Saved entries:
━━━━

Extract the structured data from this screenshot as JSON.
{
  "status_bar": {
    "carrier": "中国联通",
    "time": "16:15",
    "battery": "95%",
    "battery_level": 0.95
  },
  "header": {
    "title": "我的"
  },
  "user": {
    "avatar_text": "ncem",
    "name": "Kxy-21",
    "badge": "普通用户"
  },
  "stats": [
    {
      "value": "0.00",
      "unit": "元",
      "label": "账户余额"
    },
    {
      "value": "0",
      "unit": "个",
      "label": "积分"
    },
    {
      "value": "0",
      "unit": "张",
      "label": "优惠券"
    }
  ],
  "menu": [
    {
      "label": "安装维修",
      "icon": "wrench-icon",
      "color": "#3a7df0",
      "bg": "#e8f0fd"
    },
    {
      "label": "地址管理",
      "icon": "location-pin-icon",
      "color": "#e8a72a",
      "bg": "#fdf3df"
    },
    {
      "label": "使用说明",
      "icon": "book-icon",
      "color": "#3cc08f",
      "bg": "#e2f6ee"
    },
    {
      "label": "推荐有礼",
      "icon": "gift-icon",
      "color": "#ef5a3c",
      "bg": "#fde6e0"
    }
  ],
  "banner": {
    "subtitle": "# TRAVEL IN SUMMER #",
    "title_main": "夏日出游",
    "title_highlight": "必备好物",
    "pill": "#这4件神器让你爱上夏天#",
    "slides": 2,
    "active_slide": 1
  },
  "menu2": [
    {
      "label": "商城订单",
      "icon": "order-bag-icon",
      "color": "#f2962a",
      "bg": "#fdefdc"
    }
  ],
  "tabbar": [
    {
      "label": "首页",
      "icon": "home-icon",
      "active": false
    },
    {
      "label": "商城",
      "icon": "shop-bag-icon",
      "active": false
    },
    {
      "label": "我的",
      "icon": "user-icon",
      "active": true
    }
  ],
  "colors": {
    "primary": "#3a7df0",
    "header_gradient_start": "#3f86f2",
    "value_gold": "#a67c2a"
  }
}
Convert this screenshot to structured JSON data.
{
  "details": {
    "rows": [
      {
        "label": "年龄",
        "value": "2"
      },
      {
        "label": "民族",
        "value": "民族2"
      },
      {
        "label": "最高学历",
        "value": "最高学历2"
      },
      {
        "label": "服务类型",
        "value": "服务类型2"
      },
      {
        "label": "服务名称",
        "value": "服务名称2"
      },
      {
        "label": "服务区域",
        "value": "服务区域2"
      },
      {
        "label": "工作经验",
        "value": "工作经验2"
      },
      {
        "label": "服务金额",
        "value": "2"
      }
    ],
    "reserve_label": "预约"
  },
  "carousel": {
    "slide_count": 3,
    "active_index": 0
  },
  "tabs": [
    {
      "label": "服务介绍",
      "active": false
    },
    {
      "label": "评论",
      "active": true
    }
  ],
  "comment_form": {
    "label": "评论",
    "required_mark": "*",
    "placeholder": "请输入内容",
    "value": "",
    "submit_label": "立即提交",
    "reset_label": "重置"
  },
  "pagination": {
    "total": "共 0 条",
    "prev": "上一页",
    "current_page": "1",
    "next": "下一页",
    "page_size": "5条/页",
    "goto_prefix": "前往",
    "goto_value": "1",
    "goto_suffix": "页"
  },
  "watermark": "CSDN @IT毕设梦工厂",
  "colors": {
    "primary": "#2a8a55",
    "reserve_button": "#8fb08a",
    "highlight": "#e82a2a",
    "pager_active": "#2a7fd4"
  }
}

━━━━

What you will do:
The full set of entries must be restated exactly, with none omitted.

Exercise output:
Extract the structured data from this screenshot as JSON.
{
  "status_bar": {
    "carrier": "中国联通",
    "time": "16:15",
    "battery": "95%",
    "battery_level": 0.95
  },
  "header": {
    "title": "我的"
  },
  "user": {
    "avatar_text": "ncem",
    "name": "Kxy-21",
    "badge": "普通用户"
  },
  "stats": [
    {
      "value": "0.00",
      "unit": "元",
      "label": "账户余额"
    },
    {
      "value": "0",
      "unit": "个",
      "label": "积分"
    },
    {
      "value": "0",
      "unit": "张",
      "label": "优惠券"
    }
  ],
  "menu": [
    {
      "label": "安装维修",
      "icon": "wrench-icon",
      "color": "#3a7df0",
      "bg": "#e8f0fd"
    },
    {
      "label": "地址管理",
      "icon": "location-pin-icon",
      "color": "#e8a72a",
      "bg": "#fdf3df"
    },
    {
      "label": "使用说明",
      "icon": "book-icon",
      "color": "#3cc08f",
      "bg": "#e2f6ee"
    },
    {
      "label": "推荐有礼",
      "icon": "gift-icon",
      "color": "#ef5a3c",
      "bg": "#fde6e0"
    }
  ],
  "banner": {
    "subtitle": "# TRAVEL IN SUMMER #",
    "title_main": "夏日出游",
    "title_highlight": "必备好物",
    "pill": "#这4件神器让你爱上夏天#",
    "slides": 2,
    "active_slide": 1
  },
  "menu2": [
    {
      "label": "商城订单",
      "icon": "order-bag-icon",
      "color": "#f2962a",
      "bg": "#fdefdc"
    }
  ],
  "tabbar": [
    {
      "label": "首页",
      "icon": "home-icon",
      "active": false
    },
    {
      "label": "商城",
      "icon": "shop-bag-icon",
      "active": false
    },
    {
      "label": "我的",
      "icon": "user-icon",
      "active": true
    }
  ],
  "colors": {
    "primary": "#3a7df0",
    "header_gradient_start": "#3f86f2",
    "value_gold": "#a67c2a"
  }
}
Convert this screenshot to structured JSON data.
{
  "details": {
    "rows": [
      {
        "label": "年龄",
        "value": "2"
      },
      {
        "label": "民族",
        "value": "民族2"
      },
      {
        "label": "最高学历",
        "value": "最高学历2"
      },
      {
        "label": "服务类型",
        "value": "服务类型2"
      },
      {
        "label": "服务名称",
        "value": "服务名称2"
      },
      {
        "label": "服务区域",
        "value": "服务区域2"
      },
      {
        "label": "工作经验",
        "value": "工作经验2"
      },
      {
        "label": "服务金额",
        "value": "2"
      }
    ],
    "reserve_label": "预约"
  },
  "carousel": {
    "slide_count": 3,
    "active_index": 0
  },
  "tabs": [
    {
      "label": "服务介绍",
      "active": false
    },
    {
      "label": "评论",
      "active": true
    }
  ],
  "comment_form": {
    "label": "评论",
    "required_mark": "*",
    "placeholder": "请输入内容",
    "value": "",
    "submit_label": "立即提交",
    "reset_label": "重置"
  },
  "pagination": {
    "total": "共 0 条",
    "prev": "上一页",
    "current_page": "1",
    "next": "下一页",
    "page_size": "5条/页",
    "goto_prefix": "前往",
    "goto_value": "1",
    "goto_suffix": "页"
  },
  "watermark": "CSDN @IT毕设梦工厂",
  "colors": {
    "primary": "#2a8a55",
    "reserve_button": "#8fb08a",
    "highlight": "#e82a2a",
    "pager_active": "#2a7fd4"
  }
}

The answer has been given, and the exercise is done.